Fifteen students representing Architecture, Fashion Merchandising, Fashion Design, Engineering, Interior Design, Industrial Design, Psychology and Environmental Sustainability majors put their climate knowledge to use to design and test green roofs at their university. The students designed an experimental green roof research project to study the role of green roof substrates in storm water management and plant growth. Students planted a 64 square foot section with 320 plants. The students assessed how well their designs performed and measured the energy savings and amount of carbon held by the plants. The roofs saved between 20.8kWh and 101.3kWh per year and held approximately 274g Cm2 per month. The students shared their knowledge and the hands-on science activities they developed with local high school students and their neighbors at the Philadelphia Science Festival.
- The National Ocean Service Education site includes ocean and coastal curricula, lesson plans, tutorials and projects about corals, currents, tides, estuaries, global positioning, pollution, nautical charts, and seafloor mapping.
- NOAA Education resource collections are organized by themes aligned with common teaching topics including ocean and coasts, weather and atmosphere, climate, marine life, freshwater, and data resources.
- Ocean Today provides award-winning 2 minute videos on all aspects of the ocean realm great for student introduction and engagement.
- The NOAA Citizen Science site supports a portfolio of projects fostered and supported across the agency. It includes a link to the Database of Federal Crowdsourcing and Citizen Science Projects.
- Discover Your World with NOAA provides 40 activities highlighting science and stewardship from around NOAA to help students explore, understand, and protect Earth.
- Discover Your Changing World with NOAA is a free downloadable activity book of 10 activities that introduce students to the essential principles of climate science.
- NOAA Climate Portal is a one-stop site of information and resources for educators and students. It includes the CLEAN collection of climate and energy science resources.
- Data in the Classroom online activities guide students in the use of historic and near-real time data about sea level rise, ocean acidification, coral Bleaching, El Nino, and water quality. Each investigation culminates with student-directed investigations using NOAA data.

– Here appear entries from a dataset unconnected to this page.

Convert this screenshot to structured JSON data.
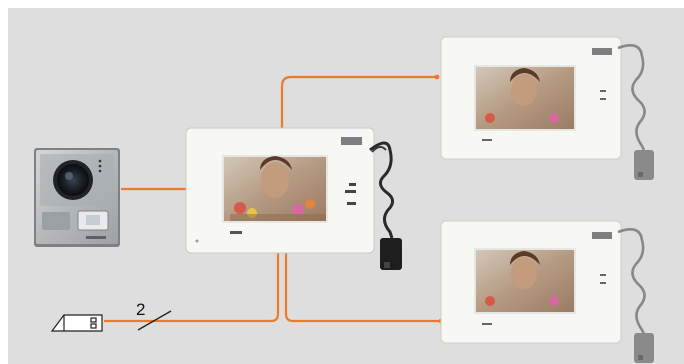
{
  "diagram": {
    "wire_count_label": "2",
    "colors": {
      "background": "#dedede",
      "wire": "#ec7a2c",
      "monitor_body": "#f7f7f4",
      "monitor_bezel": "#ecece8",
      "screen_frame": "#e6e6e2",
      "door_station": "#b9bcbf",
      "cable": "#2a2a2a"
    },
    "devices": [
      {
        "name": "door-station",
        "icon": "door-station-icon"
      },
      {
        "name": "main-monitor",
        "icon": "video-monitor-icon"
      },
      {
        "name": "extension-monitor-top",
        "icon": "video-monitor-icon"
      },
      {
        "name": "extension-monitor-bottom",
        "icon": "video-monitor-icon"
      },
      {
        "name": "door-lock-release",
        "icon": "lock-release-icon"
      },
      {
        "name": "power-adapter",
        "icon": "power-adapter-icon"
      }
    ]
  }
}
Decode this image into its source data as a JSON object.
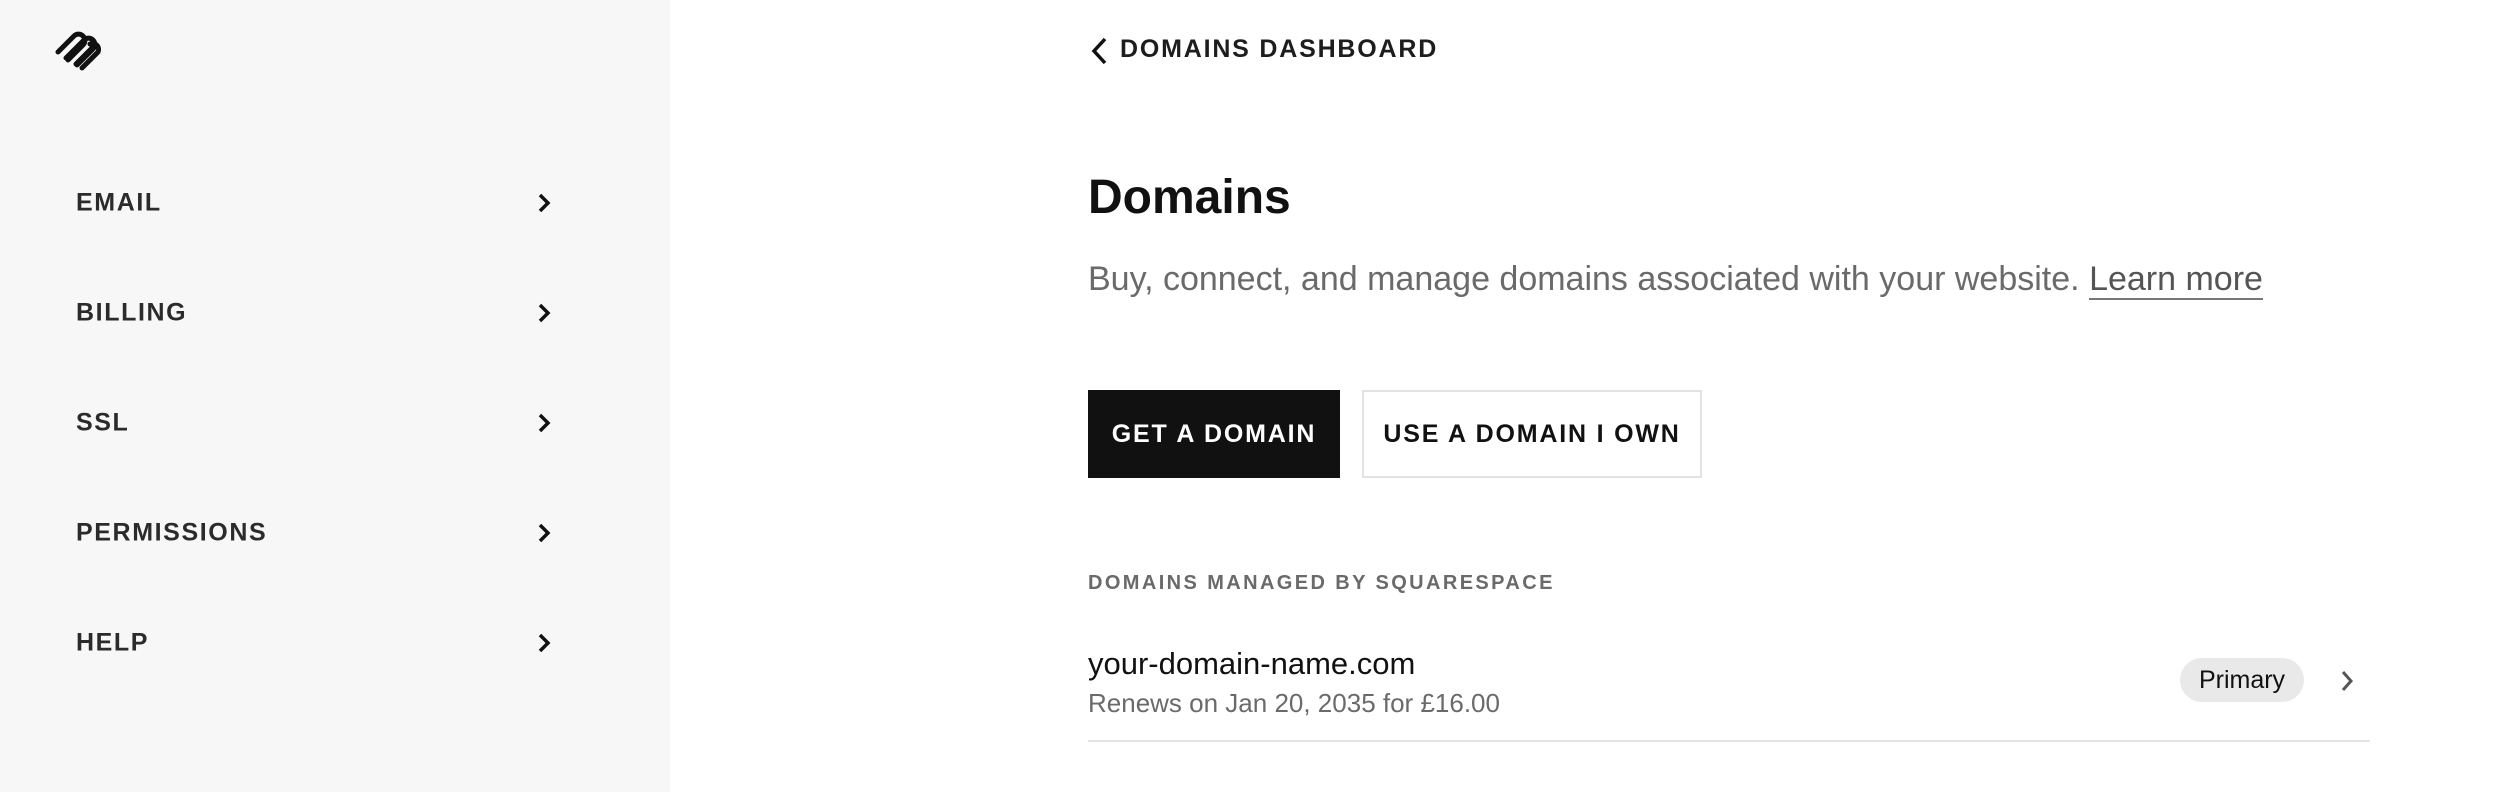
{
  "sidebar": {
    "logo_icon": "squarespace-logo-icon",
    "items": [
      {
        "label": "EMAIL"
      },
      {
        "label": "BILLING"
      },
      {
        "label": "SSL"
      },
      {
        "label": "PERMISSIONS"
      },
      {
        "label": "HELP"
      }
    ],
    "chevron_icon": "chevron-right-icon"
  },
  "header": {
    "back_label": "DOMAINS DASHBOARD",
    "back_icon": "chevron-left-icon"
  },
  "main": {
    "title": "Domains",
    "description": "Buy, connect, and manage domains associated with your website.",
    "learn_more": "Learn more",
    "buttons": {
      "get_domain": "GET A DOMAIN",
      "use_domain": "USE A DOMAIN I OWN"
    },
    "section_label": "DOMAINS MANAGED BY SQUARESPACE",
    "domains": [
      {
        "name": "your-domain-name.com",
        "renewal": "Renews on Jan 20, 2035 for £16.00",
        "badge": "Primary"
      }
    ]
  },
  "colors": {
    "sidebar_bg": "#f7f7f7",
    "primary_button": "#111111",
    "muted_text": "#6a6a6a",
    "badge_bg": "#e9e9e9"
  }
}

- The National Weather Service provides educators with weather science, safety, career information, and the adventures of Owlie Skywarn.
- The NOAA Marine Debris program works to keep the global ocean and its coasts free from the impacts of marine debris and has a wide variety of downloadable curricula and fun activities.
- Our National Marine Sanctuaries include a network of underwater parks of marine and Great Lakes waters. Click on a site near you for activities, multimedia, stories and opportunities.
- The National Estuarine Research Reserves is a network of protected coastal areas that are used as living classrooms providing hands-on experiences and resources for all ages.
- The NOAA Coral Reef Conservation Program provides lessons, curricula, and tutorials for formal and informal educators to bring coral reefs into the classroom.
- NOAA Fisheries Resources provide activities and interactive games to explore the science behind marine resource management and effective stewardship of critical habitats, sustainable fisheries, and marine protected species.
- The NOAA Game Site offers an arcade of interactive games focused on the ocean and environmental stewardship.